Problem description
Count how many lines in the entries below hold "author". Only the number belongs in the answer.

Provided information
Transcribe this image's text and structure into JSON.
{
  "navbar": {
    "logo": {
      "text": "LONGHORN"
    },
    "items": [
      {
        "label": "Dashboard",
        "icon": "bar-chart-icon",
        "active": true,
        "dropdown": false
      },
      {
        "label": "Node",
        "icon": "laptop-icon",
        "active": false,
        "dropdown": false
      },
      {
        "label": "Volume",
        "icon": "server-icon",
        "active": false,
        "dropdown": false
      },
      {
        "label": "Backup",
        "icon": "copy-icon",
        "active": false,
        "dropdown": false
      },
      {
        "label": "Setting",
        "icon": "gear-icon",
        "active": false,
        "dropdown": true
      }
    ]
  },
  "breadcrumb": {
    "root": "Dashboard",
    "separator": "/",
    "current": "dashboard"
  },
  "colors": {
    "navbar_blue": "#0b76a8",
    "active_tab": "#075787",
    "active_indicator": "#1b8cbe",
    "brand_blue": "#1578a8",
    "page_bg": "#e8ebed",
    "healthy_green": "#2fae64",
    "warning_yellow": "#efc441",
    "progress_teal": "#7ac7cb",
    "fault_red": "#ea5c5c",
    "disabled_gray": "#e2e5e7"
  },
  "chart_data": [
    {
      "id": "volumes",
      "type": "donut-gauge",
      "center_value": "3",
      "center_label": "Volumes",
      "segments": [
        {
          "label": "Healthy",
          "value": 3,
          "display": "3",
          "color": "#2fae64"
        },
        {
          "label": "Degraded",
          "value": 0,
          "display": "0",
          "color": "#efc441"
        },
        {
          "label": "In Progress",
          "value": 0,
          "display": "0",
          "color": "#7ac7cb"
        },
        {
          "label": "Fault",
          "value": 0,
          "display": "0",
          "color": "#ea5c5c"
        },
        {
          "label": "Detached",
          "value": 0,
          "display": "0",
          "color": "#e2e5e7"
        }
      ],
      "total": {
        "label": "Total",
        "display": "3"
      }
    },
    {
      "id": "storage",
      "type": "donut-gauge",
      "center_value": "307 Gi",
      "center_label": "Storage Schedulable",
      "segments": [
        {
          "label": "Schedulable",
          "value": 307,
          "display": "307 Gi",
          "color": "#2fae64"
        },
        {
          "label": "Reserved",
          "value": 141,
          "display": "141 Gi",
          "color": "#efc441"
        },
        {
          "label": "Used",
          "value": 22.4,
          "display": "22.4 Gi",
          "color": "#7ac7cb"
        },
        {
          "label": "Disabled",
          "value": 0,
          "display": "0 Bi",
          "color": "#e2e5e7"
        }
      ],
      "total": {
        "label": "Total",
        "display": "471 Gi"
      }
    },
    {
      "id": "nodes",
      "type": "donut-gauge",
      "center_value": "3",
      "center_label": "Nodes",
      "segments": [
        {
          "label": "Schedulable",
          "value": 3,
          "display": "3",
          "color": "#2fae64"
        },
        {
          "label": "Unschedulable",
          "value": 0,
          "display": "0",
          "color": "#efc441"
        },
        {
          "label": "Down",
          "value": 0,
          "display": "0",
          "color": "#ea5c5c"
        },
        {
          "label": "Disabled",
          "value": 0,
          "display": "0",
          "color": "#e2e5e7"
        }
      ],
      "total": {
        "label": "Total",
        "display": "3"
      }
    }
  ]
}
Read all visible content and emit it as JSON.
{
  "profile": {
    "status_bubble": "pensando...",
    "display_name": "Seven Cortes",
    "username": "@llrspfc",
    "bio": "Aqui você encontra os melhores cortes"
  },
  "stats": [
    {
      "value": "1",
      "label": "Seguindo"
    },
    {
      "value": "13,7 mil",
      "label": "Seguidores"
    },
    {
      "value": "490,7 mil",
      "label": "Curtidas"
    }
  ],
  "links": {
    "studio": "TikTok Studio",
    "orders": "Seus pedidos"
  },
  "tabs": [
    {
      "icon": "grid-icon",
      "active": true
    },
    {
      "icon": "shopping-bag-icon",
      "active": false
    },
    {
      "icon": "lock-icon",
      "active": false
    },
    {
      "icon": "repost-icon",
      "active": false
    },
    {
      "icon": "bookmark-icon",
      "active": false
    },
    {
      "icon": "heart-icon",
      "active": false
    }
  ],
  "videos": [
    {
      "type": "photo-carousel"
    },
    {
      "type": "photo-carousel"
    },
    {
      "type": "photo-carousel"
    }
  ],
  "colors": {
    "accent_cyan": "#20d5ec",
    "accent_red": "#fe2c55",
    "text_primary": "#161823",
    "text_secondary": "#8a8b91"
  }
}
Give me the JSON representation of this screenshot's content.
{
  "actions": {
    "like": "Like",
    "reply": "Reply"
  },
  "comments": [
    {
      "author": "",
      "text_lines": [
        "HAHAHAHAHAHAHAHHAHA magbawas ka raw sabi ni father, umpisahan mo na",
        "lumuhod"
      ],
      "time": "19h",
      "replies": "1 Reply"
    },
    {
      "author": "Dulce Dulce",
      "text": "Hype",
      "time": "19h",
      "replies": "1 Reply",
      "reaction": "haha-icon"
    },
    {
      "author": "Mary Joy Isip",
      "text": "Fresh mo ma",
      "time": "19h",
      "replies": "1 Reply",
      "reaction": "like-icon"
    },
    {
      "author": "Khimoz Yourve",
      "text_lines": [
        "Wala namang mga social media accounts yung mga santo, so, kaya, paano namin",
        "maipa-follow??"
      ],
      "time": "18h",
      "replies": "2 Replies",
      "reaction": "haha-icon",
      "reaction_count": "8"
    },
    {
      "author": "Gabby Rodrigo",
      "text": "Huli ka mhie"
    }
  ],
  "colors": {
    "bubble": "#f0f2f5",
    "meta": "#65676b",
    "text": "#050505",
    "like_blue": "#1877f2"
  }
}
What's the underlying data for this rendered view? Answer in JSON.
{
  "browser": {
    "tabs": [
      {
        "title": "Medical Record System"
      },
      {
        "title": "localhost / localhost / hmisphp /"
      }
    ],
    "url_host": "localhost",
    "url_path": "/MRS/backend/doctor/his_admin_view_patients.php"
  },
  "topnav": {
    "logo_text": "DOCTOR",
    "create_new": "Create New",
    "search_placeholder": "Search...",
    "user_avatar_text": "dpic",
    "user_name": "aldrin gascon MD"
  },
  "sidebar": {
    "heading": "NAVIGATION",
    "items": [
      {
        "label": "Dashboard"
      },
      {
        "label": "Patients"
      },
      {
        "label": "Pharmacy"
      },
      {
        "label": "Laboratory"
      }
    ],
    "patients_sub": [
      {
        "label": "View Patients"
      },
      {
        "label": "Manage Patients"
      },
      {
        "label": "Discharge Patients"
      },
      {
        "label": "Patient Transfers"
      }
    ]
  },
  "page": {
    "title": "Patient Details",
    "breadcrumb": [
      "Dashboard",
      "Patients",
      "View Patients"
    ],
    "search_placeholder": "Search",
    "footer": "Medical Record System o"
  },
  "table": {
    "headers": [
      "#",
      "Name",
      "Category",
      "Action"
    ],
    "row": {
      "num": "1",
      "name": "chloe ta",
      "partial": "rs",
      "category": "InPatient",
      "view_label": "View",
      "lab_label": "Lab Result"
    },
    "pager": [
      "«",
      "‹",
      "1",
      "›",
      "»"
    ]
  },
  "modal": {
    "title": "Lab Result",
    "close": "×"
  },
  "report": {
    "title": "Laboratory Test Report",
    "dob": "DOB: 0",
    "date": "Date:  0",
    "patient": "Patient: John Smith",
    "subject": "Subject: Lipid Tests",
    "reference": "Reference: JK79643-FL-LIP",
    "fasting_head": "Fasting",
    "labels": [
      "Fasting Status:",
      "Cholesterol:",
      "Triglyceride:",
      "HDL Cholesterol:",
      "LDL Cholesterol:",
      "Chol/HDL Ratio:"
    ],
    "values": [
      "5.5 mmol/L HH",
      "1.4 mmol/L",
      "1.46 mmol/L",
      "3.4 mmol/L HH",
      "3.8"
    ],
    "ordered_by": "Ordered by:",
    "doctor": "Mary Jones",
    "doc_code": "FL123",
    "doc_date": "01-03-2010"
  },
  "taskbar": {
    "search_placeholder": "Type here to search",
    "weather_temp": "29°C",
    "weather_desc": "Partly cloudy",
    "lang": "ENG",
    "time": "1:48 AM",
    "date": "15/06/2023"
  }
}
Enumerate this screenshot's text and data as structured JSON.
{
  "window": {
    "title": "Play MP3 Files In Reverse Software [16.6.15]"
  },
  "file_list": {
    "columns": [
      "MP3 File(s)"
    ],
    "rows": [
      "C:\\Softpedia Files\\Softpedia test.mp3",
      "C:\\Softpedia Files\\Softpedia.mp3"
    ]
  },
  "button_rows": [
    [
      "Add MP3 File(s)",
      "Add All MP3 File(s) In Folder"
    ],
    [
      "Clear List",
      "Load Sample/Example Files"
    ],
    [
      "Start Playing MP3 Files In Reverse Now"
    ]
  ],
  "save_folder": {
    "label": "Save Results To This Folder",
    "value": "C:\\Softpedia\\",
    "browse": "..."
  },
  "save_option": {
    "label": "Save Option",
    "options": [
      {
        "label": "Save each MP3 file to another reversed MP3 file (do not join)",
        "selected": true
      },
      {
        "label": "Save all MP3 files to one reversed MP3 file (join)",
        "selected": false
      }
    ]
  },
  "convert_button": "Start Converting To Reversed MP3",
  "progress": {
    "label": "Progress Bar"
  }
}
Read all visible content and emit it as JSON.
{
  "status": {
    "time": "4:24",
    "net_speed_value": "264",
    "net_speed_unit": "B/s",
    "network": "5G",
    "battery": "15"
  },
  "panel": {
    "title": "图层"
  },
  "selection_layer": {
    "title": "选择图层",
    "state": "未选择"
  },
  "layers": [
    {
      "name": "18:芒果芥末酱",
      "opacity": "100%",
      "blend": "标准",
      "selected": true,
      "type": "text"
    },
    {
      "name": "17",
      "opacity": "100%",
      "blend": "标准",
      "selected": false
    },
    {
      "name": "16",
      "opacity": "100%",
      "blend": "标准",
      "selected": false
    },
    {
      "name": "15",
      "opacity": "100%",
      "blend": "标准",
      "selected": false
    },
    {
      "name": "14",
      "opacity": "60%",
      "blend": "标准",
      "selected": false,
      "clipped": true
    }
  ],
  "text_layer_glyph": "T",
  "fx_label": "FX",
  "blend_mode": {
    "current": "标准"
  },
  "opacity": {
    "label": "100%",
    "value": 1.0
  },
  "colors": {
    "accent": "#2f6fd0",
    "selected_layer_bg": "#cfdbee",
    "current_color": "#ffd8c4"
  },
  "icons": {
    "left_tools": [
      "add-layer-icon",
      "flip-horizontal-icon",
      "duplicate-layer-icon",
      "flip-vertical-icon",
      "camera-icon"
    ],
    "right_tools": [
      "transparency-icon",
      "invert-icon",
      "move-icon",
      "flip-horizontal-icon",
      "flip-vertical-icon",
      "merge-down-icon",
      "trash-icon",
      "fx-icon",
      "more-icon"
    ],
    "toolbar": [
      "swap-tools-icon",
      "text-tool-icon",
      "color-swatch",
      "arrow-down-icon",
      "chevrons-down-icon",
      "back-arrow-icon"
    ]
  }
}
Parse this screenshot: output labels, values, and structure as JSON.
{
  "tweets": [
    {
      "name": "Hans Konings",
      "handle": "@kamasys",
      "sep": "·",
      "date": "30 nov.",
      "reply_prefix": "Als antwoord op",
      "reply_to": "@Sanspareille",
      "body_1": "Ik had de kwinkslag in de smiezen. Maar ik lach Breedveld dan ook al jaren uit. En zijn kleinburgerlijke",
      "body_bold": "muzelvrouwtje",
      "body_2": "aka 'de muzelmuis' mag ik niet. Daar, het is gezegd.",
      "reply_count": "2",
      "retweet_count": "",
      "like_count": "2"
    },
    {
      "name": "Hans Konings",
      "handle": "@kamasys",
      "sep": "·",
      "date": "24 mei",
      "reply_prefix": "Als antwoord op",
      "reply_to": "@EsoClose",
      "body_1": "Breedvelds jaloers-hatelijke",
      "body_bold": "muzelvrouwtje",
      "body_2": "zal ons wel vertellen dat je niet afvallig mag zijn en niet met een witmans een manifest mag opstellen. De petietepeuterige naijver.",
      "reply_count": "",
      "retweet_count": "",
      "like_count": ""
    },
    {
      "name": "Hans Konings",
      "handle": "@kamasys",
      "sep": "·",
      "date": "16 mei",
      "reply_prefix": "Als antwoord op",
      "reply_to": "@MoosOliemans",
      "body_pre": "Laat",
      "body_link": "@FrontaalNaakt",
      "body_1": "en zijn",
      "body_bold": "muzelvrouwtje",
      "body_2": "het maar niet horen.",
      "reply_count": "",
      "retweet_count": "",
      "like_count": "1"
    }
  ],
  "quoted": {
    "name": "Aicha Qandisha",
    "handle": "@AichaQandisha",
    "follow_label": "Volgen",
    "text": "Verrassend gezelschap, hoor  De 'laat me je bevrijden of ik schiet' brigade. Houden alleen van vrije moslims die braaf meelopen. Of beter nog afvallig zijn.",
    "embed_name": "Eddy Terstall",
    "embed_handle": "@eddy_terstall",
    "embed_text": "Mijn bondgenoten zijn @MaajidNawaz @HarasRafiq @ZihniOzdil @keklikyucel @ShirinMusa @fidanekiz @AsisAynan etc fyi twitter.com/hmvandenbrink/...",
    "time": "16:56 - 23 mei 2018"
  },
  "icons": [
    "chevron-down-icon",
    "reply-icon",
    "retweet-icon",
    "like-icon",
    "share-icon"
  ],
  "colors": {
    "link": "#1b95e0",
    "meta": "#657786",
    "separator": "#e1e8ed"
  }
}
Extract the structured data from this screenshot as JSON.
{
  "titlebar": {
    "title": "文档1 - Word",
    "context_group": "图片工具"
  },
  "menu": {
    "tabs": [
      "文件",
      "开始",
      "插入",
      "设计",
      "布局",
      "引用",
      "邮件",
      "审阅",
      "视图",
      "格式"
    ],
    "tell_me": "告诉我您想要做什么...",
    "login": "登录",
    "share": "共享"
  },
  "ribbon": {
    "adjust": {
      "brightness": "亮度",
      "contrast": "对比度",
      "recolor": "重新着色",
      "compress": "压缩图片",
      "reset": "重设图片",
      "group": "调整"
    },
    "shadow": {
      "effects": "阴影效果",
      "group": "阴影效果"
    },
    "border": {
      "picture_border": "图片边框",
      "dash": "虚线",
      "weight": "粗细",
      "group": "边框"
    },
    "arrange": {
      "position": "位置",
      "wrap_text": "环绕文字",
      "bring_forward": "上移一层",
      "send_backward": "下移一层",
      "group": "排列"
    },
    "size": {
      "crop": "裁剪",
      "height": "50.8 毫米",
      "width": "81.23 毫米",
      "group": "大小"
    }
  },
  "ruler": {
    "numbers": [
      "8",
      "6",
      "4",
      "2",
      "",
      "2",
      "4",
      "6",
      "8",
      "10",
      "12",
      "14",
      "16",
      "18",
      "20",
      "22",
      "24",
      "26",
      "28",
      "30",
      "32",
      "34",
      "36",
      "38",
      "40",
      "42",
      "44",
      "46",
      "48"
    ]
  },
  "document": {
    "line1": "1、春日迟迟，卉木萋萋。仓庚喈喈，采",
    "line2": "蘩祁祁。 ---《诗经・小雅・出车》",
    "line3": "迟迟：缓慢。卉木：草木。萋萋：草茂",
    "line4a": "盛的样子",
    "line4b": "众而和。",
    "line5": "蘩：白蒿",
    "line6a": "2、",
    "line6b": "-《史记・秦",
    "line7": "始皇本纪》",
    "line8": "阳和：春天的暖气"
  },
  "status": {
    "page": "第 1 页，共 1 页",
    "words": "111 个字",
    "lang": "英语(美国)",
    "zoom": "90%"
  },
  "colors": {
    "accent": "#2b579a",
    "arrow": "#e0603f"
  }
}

Written response
5